  • Difficulty paying attention during challenging academic tasks
  • Seemingly odd social skills
  • Poor sleep pattern (e.g., sleeps enough hours but wakes up too tired)
  • Difficulty regulating emotions or becoming easily upset (usually considered a very emotional child)
  • Difficulty changing their minds and moving on (can be seen as stubbornness)
  • Not aware of how their own behavior impacts others (e.g., crying very loud in class)
  • Also, not aware of how their behavior impacts them socially
  • Difficulty writing notes from the board and following the teacher’s pace
  • Needing lots of verbal prompts and reminders to either begin or finish tasks (e.g., taking and finishing a shower, getting dressed, starting and completing homework)
  • Difficulty organizing thoughts in a written format or difficulty writing a story
  • Sensory difficulties (e.g., bothered by noises, lights, crowded environments)
  • Difficulty following the steps necessary to complete tasks
  • Excelling academically when given enough time to complete classwork or tests but failing when not given extra time
  • Difficulty with working memory tasks (e.g., learning the multiplication tables, remembering more than one-step instructions)
  • Daydreaming in class or during homework assignments
  • Easily frustrated when met with challenging tasks
  • Immature for their age when compared to same-age peers

A woman expressing frustration

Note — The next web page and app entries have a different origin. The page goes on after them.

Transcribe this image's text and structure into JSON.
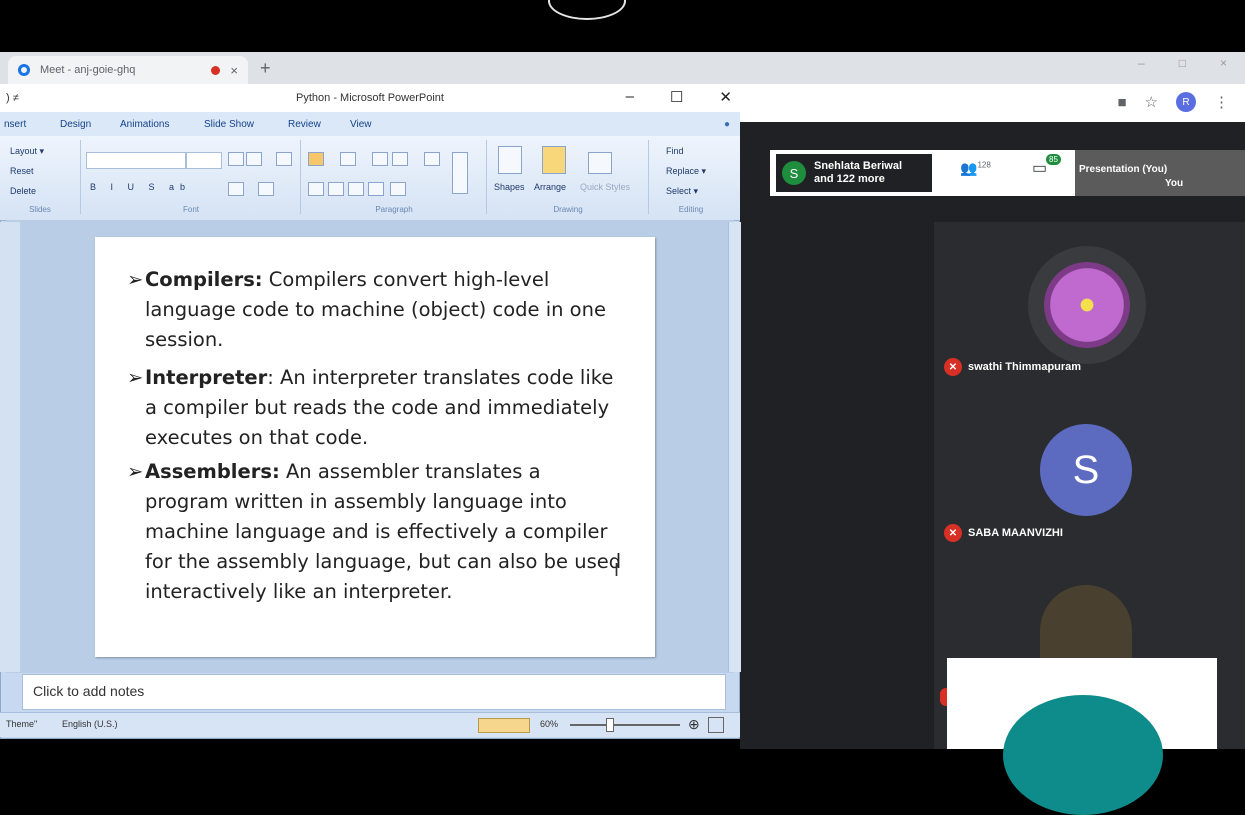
{
  "browser": {
    "tab_title": "Meet - anj-goie-ghq",
    "tab_close": "×",
    "new_tab": "+",
    "win_min": "–",
    "win_max": "□",
    "win_close": "×",
    "profile_initial": "R"
  },
  "powerpoint": {
    "title": "Python - Microsoft PowerPoint",
    "qat": ") ≠",
    "win_min": "–",
    "win_max": "☐",
    "win_close": "✕",
    "tabs": [
      "nsert",
      "Design",
      "Animations",
      "Slide Show",
      "Review",
      "View"
    ],
    "ribbon": {
      "slides": {
        "layout": "Layout ▾",
        "reset": "Reset",
        "delete": "Delete",
        "group": "Slides"
      },
      "font": {
        "group": "Font"
      },
      "paragraph": {
        "group": "Paragraph"
      },
      "drawing": {
        "shapes": "Shapes",
        "arrange": "Arrange",
        "quick_styles": "Quick Styles",
        "group": "Drawing"
      },
      "editing": {
        "find": "Find",
        "replace": "Replace ▾",
        "select": "Select ▾",
        "group": "Editing"
      }
    },
    "slide": {
      "bullets": [
        {
          "term": "Compilers:",
          "text": " Compilers convert high-level language code to machine (object) code in one session."
        },
        {
          "term": "Interpreter",
          "text": ": An interpreter translates code like a compiler but reads the code and immediately executes on that code."
        },
        {
          "term": "Assemblers:",
          "text": " An assembler translates a program written in assembly language into machine language and is effectively a compiler for the assembly language, but can also be used interactively like an interpreter."
        }
      ]
    },
    "notes_placeholder": "Click to add notes",
    "status": {
      "theme": "Theme\"",
      "language": "English (U.S.)",
      "zoom": "60%"
    }
  },
  "meet": {
    "host_initial": "S",
    "host_name": "Snehlata Beriwal",
    "host_more": "and 122 more",
    "people_count": "128",
    "chat_badge": "85",
    "presentation_label": "Presentation (You)",
    "self_label": "You",
    "participants": [
      {
        "name": "swathi Thimmapuram"
      },
      {
        "name": "SABA MAANVIZHI",
        "initial": "S"
      }
    ]
  },
  "colors": {
    "meet_bg": "#202124",
    "mute_red": "#d93025",
    "avatar_purple": "#5c6bc0",
    "host_green": "#1e8e3e"
  }
}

The list can go on. Many of the above challenges are deficits in executive functioning (EF) skills, which are essential skills to thrive on a daily basis. Imagine the airport control tower suddenly stopped working. There would be multiple accidents due to a lack of properly timed execution and orders for airlines to depart or arrive. EF skills are the control tower of the mind. Without strongly developed EF skills the person struggles to complete daily demands.

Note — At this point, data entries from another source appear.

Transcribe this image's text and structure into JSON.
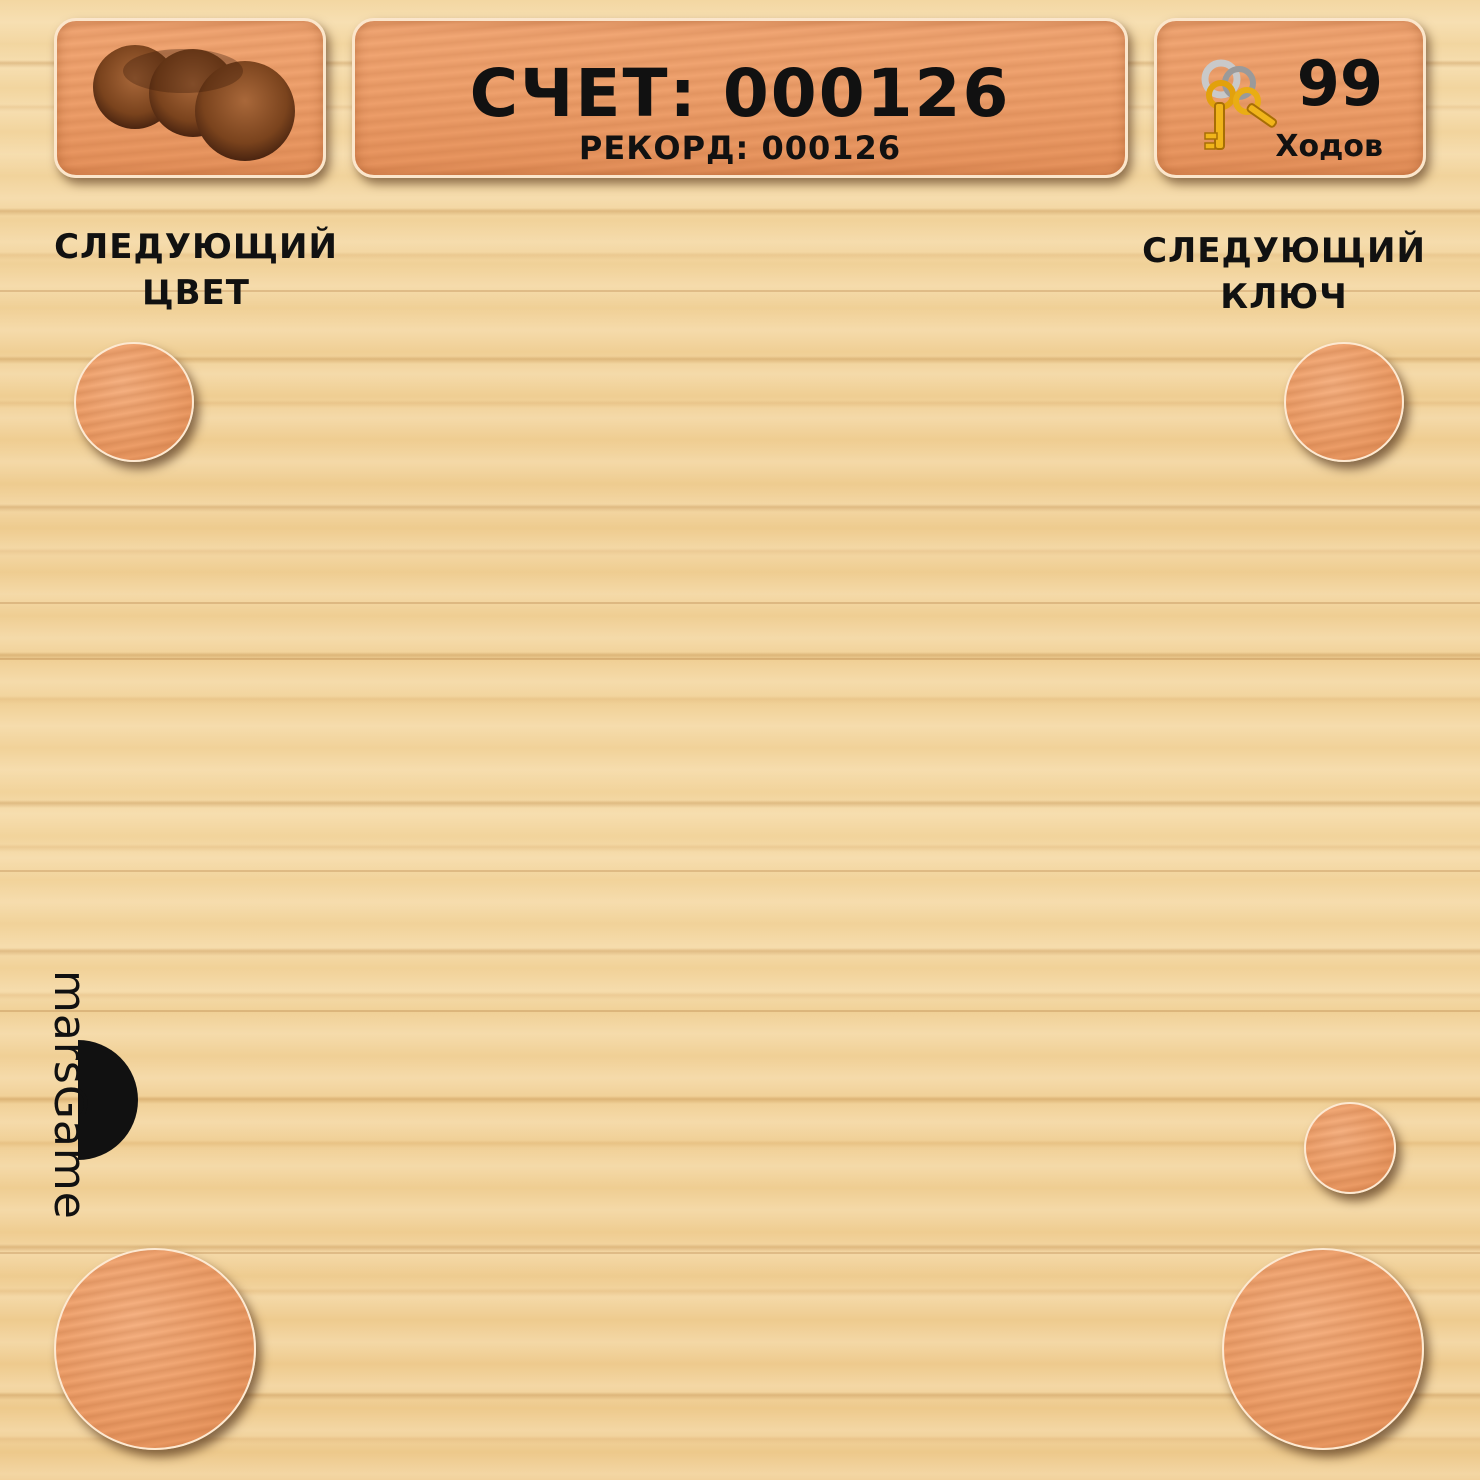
{
  "header": {
    "score_label": "СЧЕТ: 000126",
    "record_label": "РЕКОРД: 000126",
    "moves_count": "99",
    "moves_label": "Ходов"
  },
  "labels": {
    "next_color": "СЛЕДУЮЩИЙ ЦВЕТ",
    "next_key": "СЛЕДУЮЩИЙ КЛЮЧ"
  },
  "logo": {
    "text": "marsGame"
  },
  "icons": {
    "menu": "carved-holes-icon",
    "moves": "keys-icon"
  },
  "colors": {
    "panel_wood": "#eea06c",
    "background_wood": "#f0cf95",
    "text": "#111111"
  }
}
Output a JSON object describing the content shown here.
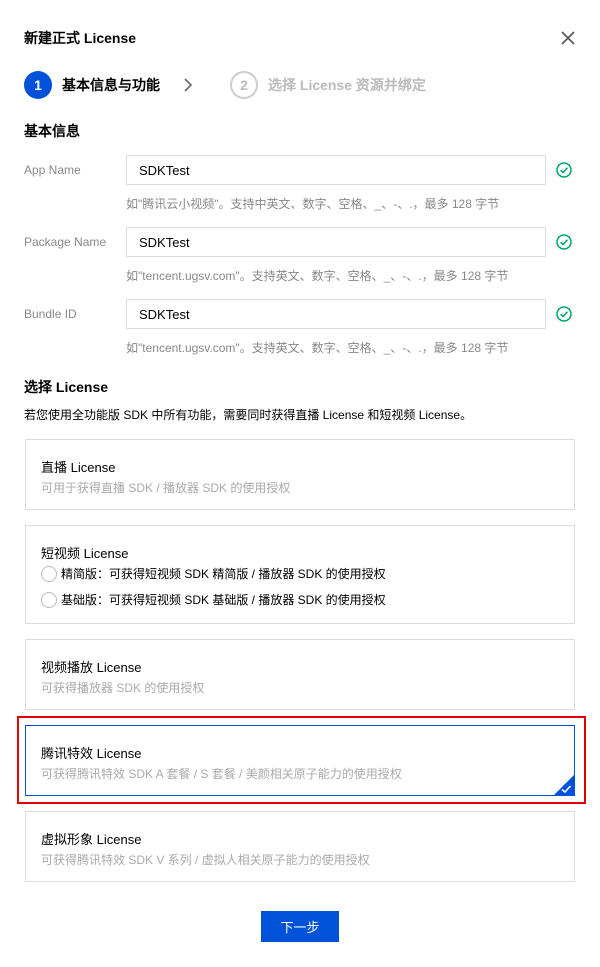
{
  "dialog": {
    "title": "新建正式 License"
  },
  "steps": [
    {
      "number": "1",
      "label": "基本信息与功能",
      "state": "active"
    },
    {
      "number": "2",
      "label": "选择 License 资源并绑定",
      "state": "inactive"
    }
  ],
  "basic_info": {
    "section_title": "基本信息",
    "fields": [
      {
        "label": "App Name",
        "value": "SDKTest",
        "help": "如\"腾讯云小视频\"。支持中英文、数字、空格、_、-、.，最多 128 字节"
      },
      {
        "label": "Package Name",
        "value": "SDKTest",
        "help": "如\"tencent.ugsv.com\"。支持英文、数字、空格、_、-、.，最多 128 字节"
      },
      {
        "label": "Bundle ID",
        "value": "SDKTest",
        "help": "如\"tencent.ugsv.com\"。支持英文、数字、空格、_、-、.，最多 128 字节"
      }
    ]
  },
  "license_select": {
    "section_title": "选择 License",
    "description": "若您使用全功能版 SDK 中所有功能，需要同时获得直播 License 和短视频 License。",
    "cards": [
      {
        "title": "直播 License",
        "subtitle": "可用于获得直播 SDK / 播放器 SDK 的使用授权"
      },
      {
        "title": "短视频 License",
        "options": [
          "精简版：可获得短视频 SDK 精简版 / 播放器 SDK 的使用授权",
          "基础版：可获得短视频 SDK 基础版 / 播放器 SDK 的使用授权"
        ]
      },
      {
        "title": "视频播放 License",
        "subtitle": "可获得播放器 SDK 的使用授权"
      },
      {
        "title": "腾讯特效 License",
        "subtitle": "可获得腾讯特效 SDK A 套餐 / S 套餐 / 美颜相关原子能力的使用授权",
        "selected": true
      },
      {
        "title": "虚拟形象 License",
        "subtitle": "可获得腾讯特效 SDK V 系列 / 虚拟人相关原子能力的使用授权"
      }
    ]
  },
  "footer": {
    "next_label": "下一步"
  },
  "colors": {
    "primary": "#0052d9",
    "success": "#00a870",
    "highlight": "#e20000"
  }
}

An image of an airport control tower

Here are some recommendations:

  1. It is always important to rule out medical issues, such as vision, hearing, or sleep problems. Therefore, it is important to seek consultation from specialists in these areas first. 
  2. Poor sleep leads to multiple problems and there is one type of ADHD that is related to a poor sleep pattern. A sleep study can help solve this puzzle. 
  3. Consult closely with the teacher if you are noticing any of the problems listed above. Teachers are a great source of information since they spend so much time with children during challenging tasks.  
  4. Seek an observation from a provider that specializes in ADHD, namely a functional behavior assessment (FBA). An FBA can give you useful information about your child’s behavior and the function of that behavior. 
  5. Help the child with tutoring when you first start noticing academic struggles.
  6. Seek a psychological evaluation to rule out ADHD. Early diagnosis leads to a better prognosis. Understanding why a person is struggling is very liberating. 
  7. Seek the help of a neurologist for medication management. Medicine for ADHD can help a child focus better, which in turn will lead to a more fulfilling life.
  8. Seek therapy to learn to overcome anxiety and the stress of daily life as a woman with ADHD.

Whether you seek the natural route or the medical route, remember that any health problem is more manageable when you seek assistance from specialists. Also, waiting for a child to outgrow symptoms can backfire. Things don’t tend to get better unless you do something different. 

If you are a woman living with any of the above problems and you suspect you went undiagnosed as a girl with ADHD, there is still time to feel better. If you feel that life is becoming too hard to manage or even completing simple tasks is too difficult, seek help from a professional. A psychologist, psychiatrist, or even your general doctor can be your first stop.